Aim of the task: Copy the data below in full, exactly as it appears.
━━ Source records
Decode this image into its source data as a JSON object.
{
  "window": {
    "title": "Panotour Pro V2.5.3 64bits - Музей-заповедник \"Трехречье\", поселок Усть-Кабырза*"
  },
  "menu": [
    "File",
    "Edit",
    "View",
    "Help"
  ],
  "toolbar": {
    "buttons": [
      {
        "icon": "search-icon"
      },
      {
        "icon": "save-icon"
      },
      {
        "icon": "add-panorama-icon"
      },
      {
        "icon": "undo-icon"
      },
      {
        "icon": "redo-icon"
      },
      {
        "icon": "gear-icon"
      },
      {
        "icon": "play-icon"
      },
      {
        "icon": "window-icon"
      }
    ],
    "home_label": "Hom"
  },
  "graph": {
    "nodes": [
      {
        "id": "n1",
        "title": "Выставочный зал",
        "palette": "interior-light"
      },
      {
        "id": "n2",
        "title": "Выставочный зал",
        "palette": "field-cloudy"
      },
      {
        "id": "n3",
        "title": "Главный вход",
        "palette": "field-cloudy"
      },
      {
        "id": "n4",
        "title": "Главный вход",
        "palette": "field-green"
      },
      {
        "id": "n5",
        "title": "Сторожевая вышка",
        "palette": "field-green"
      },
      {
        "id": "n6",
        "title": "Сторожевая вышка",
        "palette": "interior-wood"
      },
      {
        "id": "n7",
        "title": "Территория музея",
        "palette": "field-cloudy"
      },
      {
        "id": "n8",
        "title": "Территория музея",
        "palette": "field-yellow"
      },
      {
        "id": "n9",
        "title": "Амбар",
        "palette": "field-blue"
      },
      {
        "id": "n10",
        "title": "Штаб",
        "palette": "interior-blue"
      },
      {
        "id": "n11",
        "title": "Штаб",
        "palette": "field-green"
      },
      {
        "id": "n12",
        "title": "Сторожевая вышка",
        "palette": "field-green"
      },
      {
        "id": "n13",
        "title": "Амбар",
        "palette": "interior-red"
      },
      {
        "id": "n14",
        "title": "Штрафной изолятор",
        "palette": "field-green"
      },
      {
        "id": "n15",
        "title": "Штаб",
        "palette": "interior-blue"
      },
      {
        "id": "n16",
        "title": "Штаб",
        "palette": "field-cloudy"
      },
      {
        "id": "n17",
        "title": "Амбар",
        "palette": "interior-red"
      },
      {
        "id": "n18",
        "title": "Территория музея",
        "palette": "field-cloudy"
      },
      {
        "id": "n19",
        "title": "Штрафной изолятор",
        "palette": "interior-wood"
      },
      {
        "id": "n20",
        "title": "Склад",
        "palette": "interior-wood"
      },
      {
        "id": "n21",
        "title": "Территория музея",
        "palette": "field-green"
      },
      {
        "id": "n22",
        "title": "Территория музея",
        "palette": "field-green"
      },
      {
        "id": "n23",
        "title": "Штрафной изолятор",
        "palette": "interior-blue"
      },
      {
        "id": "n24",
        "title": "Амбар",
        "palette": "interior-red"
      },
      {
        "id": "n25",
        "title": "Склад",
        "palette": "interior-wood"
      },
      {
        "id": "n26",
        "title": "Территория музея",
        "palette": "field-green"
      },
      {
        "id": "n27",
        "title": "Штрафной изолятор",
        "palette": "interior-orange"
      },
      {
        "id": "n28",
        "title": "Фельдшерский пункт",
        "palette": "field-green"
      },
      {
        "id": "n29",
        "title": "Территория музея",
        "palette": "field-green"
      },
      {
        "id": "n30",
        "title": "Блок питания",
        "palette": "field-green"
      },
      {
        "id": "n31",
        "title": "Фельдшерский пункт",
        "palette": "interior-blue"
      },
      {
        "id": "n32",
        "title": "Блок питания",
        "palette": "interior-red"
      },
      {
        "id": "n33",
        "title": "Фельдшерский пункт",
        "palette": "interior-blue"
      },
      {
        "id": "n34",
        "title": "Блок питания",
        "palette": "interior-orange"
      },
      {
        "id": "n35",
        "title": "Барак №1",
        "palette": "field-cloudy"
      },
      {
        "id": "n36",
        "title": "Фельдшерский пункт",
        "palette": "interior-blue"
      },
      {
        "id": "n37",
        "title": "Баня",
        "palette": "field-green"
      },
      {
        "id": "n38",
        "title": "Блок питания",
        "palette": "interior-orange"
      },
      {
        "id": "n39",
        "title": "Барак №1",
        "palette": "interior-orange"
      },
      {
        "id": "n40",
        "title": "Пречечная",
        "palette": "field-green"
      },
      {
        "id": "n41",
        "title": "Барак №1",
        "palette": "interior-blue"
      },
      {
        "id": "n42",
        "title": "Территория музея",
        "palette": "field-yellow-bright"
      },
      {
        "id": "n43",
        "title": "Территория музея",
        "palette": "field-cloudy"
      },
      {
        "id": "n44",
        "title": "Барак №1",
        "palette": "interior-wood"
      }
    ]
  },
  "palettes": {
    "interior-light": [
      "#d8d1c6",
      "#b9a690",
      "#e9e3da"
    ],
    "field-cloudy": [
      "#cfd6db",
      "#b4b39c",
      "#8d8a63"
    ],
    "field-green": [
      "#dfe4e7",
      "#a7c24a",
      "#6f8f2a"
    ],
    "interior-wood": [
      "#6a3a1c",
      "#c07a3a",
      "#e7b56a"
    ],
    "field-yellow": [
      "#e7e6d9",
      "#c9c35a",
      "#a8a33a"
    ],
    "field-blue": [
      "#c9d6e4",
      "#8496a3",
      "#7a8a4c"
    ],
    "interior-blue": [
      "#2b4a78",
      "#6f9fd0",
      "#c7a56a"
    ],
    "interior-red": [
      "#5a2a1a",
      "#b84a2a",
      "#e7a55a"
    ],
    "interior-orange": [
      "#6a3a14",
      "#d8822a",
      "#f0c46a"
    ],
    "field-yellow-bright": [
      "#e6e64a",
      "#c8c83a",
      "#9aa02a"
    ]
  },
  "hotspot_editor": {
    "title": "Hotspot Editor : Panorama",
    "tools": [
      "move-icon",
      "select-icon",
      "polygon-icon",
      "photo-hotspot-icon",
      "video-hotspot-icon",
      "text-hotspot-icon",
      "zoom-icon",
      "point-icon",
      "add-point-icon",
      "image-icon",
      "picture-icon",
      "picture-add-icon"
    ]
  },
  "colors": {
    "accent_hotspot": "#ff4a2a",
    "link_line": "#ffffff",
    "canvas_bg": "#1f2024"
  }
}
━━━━
Output of the exercise:
Decode this image into its source data as a JSON object.
{
  "window": {
    "title": "Panotour Pro V2.5.3 64bits - Музей-заповедник \"Трехречье\", поселок Усть-Кабырза*"
  },
  "menu": [
    "File",
    "Edit",
    "View",
    "Help"
  ],
  "toolbar": {
    "buttons": [
      {
        "icon": "search-icon"
      },
      {
        "icon": "save-icon"
      },
      {
        "icon": "add-panorama-icon"
      },
      {
        "icon": "undo-icon"
      },
      {
        "icon": "redo-icon"
      },
      {
        "icon": "gear-icon"
      },
      {
        "icon": "play-icon"
      },
      {
        "icon": "window-icon"
      }
    ],
    "home_label": "Hom"
  },
  "graph": {
    "nodes": [
      {
        "id": "n1",
        "title": "Выставочный зал",
        "palette": "interior-light"
      },
      {
        "id": "n2",
        "title": "Выставочный зал",
        "palette": "field-cloudy"
      },
      {
        "id": "n3",
        "title": "Главный вход",
        "palette": "field-cloudy"
      },
      {
        "id": "n4",
        "title": "Главный вход",
        "palette": "field-green"
      },
      {
        "id": "n5",
        "title": "Сторожевая вышка",
        "palette": "field-green"
      },
      {
        "id": "n6",
        "title": "Сторожевая вышка",
        "palette": "interior-wood"
      },
      {
        "id": "n7",
        "title": "Территория музея",
        "palette": "field-cloudy"
      },
      {
        "id": "n8",
        "title": "Территория музея",
        "palette": "field-yellow"
      },
      {
        "id": "n9",
        "title": "Амбар",
        "palette": "field-blue"
      },
      {
        "id": "n10",
        "title": "Штаб",
        "palette": "interior-blue"
      },
      {
        "id": "n11",
        "title": "Штаб",
        "palette": "field-green"
      },
      {
        "id": "n12",
        "title": "Сторожевая вышка",
        "palette": "field-green"
      },
      {
        "id": "n13",
        "title": "Амбар",
        "palette": "interior-red"
      },
      {
        "id": "n14",
        "title": "Штрафной изолятор",
        "palette": "field-green"
      },
      {
        "id": "n15",
        "title": "Штаб",
        "palette": "interior-blue"
      },
      {
        "id": "n16",
        "title": "Штаб",
        "palette": "field-cloudy"
      },
      {
        "id": "n17",
        "title": "Амбар",
        "palette": "interior-red"
      },
      {
        "id": "n18",
        "title": "Территория музея",
        "palette": "field-cloudy"
      },
      {
        "id": "n19",
        "title": "Штрафной изолятор",
        "palette": "interior-wood"
      },
      {
        "id": "n20",
        "title": "Склад",
        "palette": "interior-wood"
      },
      {
        "id": "n21",
        "title": "Территория музея",
        "palette": "field-green"
      },
      {
        "id": "n22",
        "title": "Территория музея",
        "palette": "field-green"
      },
      {
        "id": "n23",
        "title": "Штрафной изолятор",
        "palette": "interior-blue"
      },
      {
        "id": "n24",
        "title": "Амбар",
        "palette": "interior-red"
      },
      {
        "id": "n25",
        "title": "Склад",
        "palette": "interior-wood"
      },
      {
        "id": "n26",
        "title": "Территория музея",
        "palette": "field-green"
      },
      {
        "id": "n27",
        "title": "Штрафной изолятор",
        "palette": "interior-orange"
      },
      {
        "id": "n28",
        "title": "Фельдшерский пункт",
        "palette": "field-green"
      },
      {
        "id": "n29",
        "title": "Территория музея",
        "palette": "field-green"
      },
      {
        "id": "n30",
        "title": "Блок питания",
        "palette": "field-green"
      },
      {
        "id": "n31",
        "title": "Фельдшерский пункт",
        "palette": "interior-blue"
      },
      {
        "id": "n32",
        "title": "Блок питания",
        "palette": "interior-red"
      },
      {
        "id": "n33",
        "title": "Фельдшерский пункт",
        "palette": "interior-blue"
      },
      {
        "id": "n34",
        "title": "Блок питания",
        "palette": "interior-orange"
      },
      {
        "id": "n35",
        "title": "Барак №1",
        "palette": "field-cloudy"
      },
      {
        "id": "n36",
        "title": "Фельдшерский пункт",
        "palette": "interior-blue"
      },
      {
        "id": "n37",
        "title": "Баня",
        "palette": "field-green"
      },
      {
        "id": "n38",
        "title": "Блок питания",
        "palette": "interior-orange"
      },
      {
        "id": "n39",
        "title": "Барак №1",
        "palette": "interior-orange"
      },
      {
        "id": "n40",
        "title": "Пречечная",
        "palette": "field-green"
      },
      {
        "id": "n41",
        "title": "Барак №1",
        "palette": "interior-blue"
      },
      {
        "id": "n42",
        "title": "Территория музея",
        "palette": "field-yellow-bright"
      },
      {
        "id": "n43",
        "title": "Территория музея",
        "palette": "field-cloudy"
      },
      {
        "id": "n44",
        "title": "Барак №1",
        "palette": "interior-wood"
      }
    ]
  },
  "palettes": {
    "interior-light": [
      "#d8d1c6",
      "#b9a690",
      "#e9e3da"
    ],
    "field-cloudy": [
      "#cfd6db",
      "#b4b39c",
      "#8d8a63"
    ],
    "field-green": [
      "#dfe4e7",
      "#a7c24a",
      "#6f8f2a"
    ],
    "interior-wood": [
      "#6a3a1c",
      "#c07a3a",
      "#e7b56a"
    ],
    "field-yellow": [
      "#e7e6d9",
      "#c9c35a",
      "#a8a33a"
    ],
    "field-blue": [
      "#c9d6e4",
      "#8496a3",
      "#7a8a4c"
    ],
    "interior-blue": [
      "#2b4a78",
      "#6f9fd0",
      "#c7a56a"
    ],
    "interior-red": [
      "#5a2a1a",
      "#b84a2a",
      "#e7a55a"
    ],
    "interior-orange": [
      "#6a3a14",
      "#d8822a",
      "#f0c46a"
    ],
    "field-yellow-bright": [
      "#e6e64a",
      "#c8c83a",
      "#9aa02a"
    ]
  },
  "hotspot_editor": {
    "title": "Hotspot Editor : Panorama",
    "tools": [
      "move-icon",
      "select-icon",
      "polygon-icon",
      "photo-hotspot-icon",
      "video-hotspot-icon",
      "text-hotspot-icon",
      "zoom-icon",
      "point-icon",
      "add-point-icon",
      "image-icon",
      "picture-icon",
      "picture-add-icon"
    ]
  },
  "colors": {
    "accent_hotspot": "#ff4a2a",
    "link_line": "#ffffff",
    "canvas_bg": "#1f2024"
  }
}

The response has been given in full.